Lynx managers and conservationists have only a rudimentary scientific knowledge of how lynx use burned habitats and are currently left with an empty toolbox in the face of climate-driven megafires. Understanding how lynx use burned areas is a critical gap that must be filled to create management actions that will reinstate the historical fire regime in a way that maximizes lynx habitat.
This project will be the first to address the lack of management actions available for lynx conservation in the era of megafires and presents an opportunity to reverse the downward trajectory of lynx populations in the North Cascades. The current North Cascades landscape of mostly burned lynx habitat presents an incredible opportunity to learn which burned habitats lynx do and do not use. Although our current megafire landscape mostly presents large, homogenous patches of forest structural stages, our study area still contains sufficient diversity of fire intensities, burn severities, and patch sizes that provide an invaluable natural experiment to assess post-fire lynx habitat use. Our project employs rigorous study design and habitat analyses to discover what ages, patterns, types, severities, and regenerating structures of burned forests lynx use.

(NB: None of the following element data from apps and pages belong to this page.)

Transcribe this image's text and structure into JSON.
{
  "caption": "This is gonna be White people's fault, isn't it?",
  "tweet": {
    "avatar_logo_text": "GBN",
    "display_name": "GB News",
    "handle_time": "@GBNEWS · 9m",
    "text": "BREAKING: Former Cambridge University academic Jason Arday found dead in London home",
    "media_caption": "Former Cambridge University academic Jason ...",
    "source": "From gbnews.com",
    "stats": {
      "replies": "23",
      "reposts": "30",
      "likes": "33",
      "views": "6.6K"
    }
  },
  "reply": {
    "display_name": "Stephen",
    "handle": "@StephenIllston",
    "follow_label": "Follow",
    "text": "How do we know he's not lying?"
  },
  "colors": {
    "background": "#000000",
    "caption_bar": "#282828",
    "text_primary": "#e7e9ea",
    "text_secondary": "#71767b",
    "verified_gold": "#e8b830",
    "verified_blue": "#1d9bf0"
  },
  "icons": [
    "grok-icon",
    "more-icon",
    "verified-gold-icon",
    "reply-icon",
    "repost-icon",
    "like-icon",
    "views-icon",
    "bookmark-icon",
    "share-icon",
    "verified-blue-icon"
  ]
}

The focal strategy of this project is to retain the North Cascades lynx population. By providing information for retaining and enhancing lynx habitat in the face of their primary threat, habitat loss due to megafires, this project will contribute to lynx conservation by providing actionable recommendations and tools for retaining and enhancing lynx habitat. Our findings can be applied to lynx populations in the North Cascades and other fire-prone areas of lynx range.